SCOTLAND’S construction businesses are still suffering the ‘scourge’ of late payments, outstanding retentions and unexpected charges, new research has revealed.
A survey by the Construction Industry Collective Voice (CICV) found that 68% of respondents claimed their payment terms were altered negatively, with 60% claiming adjustments to payments were made with little or no explanation. 69% of those polled said the time and cost of chasing outstanding moneys was their most significant problem when it came to payment.
The collective’s survey on cash flow and payments was undertaken to help provide an accurate picture of the current financial landscape in the Scottish construction industry.
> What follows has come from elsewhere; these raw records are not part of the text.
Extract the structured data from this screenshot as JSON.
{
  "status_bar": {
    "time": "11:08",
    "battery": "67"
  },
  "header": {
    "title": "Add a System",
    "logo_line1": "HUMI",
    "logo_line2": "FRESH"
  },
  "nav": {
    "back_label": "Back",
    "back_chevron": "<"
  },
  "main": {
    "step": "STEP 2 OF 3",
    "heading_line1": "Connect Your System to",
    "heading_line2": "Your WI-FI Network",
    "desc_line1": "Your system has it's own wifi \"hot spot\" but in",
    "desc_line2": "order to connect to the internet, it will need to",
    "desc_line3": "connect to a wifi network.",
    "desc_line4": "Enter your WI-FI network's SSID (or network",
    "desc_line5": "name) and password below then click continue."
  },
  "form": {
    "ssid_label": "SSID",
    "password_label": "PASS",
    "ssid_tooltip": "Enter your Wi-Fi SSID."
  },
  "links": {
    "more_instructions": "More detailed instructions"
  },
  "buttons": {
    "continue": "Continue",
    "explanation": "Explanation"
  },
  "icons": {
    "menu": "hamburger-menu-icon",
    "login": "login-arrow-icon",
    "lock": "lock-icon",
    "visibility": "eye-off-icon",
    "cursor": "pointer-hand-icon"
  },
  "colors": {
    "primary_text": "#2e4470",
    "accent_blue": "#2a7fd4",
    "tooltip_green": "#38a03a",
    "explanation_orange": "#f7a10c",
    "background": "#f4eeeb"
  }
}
Answered by those businesses which operate both as main and sub-contractors in the public and private sectors, its key findings included:
- 52% reporting that they still have problems getting retentions paid
- 44% revealing that they had been hit with unexpected charges
- 40% disclosing that they ‘always or often’ had payments reduced
- 30% saying payment delays have a ‘major impact’ on their company.
50% of respondents said they required external assistance to deal with payment disputes, while 54% have referred a dispute to adjudication. 62% of those surveyed also said they were aware of project bank accounts, but only 17% had actually used them.
Len Bunton, chair of the CICV’s pipeline & commercial sub-group, said, “From these findings, it is clear – and also rather depressing – that cash flow and payment issues are still major problems in the construction industry in Scotland.
“It is especially frustrating to see so many financial disputes still going to costly adjudication and so little take-up of solutions like project bank accounts and the Conflict Avoidance Process – despite evidence that they do work and help to improve all-important cash flow.”
The survey invited respondents to provide anecdotal evidence of cash flow and payment issues, along with suggestions of how to improve the current situation.
One said: “I’d like to see less sub-contracting and more directly employed trades so there’s a joined-up process and effectively one large purse with collective ownership. The minute we sub-contract we divide, and priorities, focus and responsibility aren’t truly shared.”
Another commented: “We have problems with the public sector with too many authorisations that prolong and delay payment. A simplified process would help.”
A third added: “Many years ago, main contractors had to show proof of payment to sub-contractors before they received their next payment. Implementing such a practice for all sub-contractors would hugely improve the payment process.”
While a fourth respondent said simply: “Employers need to be held accountable and measured against the agreed payment terms within the building contract.”
The CICV is now devising a series of measures to help combat issues highlighted in the survey, including the imminent publication of a best practice guide.The collective is also planning an online webinar, offering contractors practical advice to help them avoid payment pitfalls.
David MacDonald, who is a member of the CICV’s pipeline & commercial sub-group, said, “The many troubling issues highlighted by this survey simply reinforce the need for the industry to resolve matters before they escalate into disputes. The best practice guide, to be published by the CICV shortly, is designed to be used to eliminate poor commercial management and assist contractors to be much more alert to potential problems and risks.
“The planned webinar will also help contractors navigate the perilous waters of payment, which are clearly still littered with many difficulties.”
- A full copy of the survey can be download here.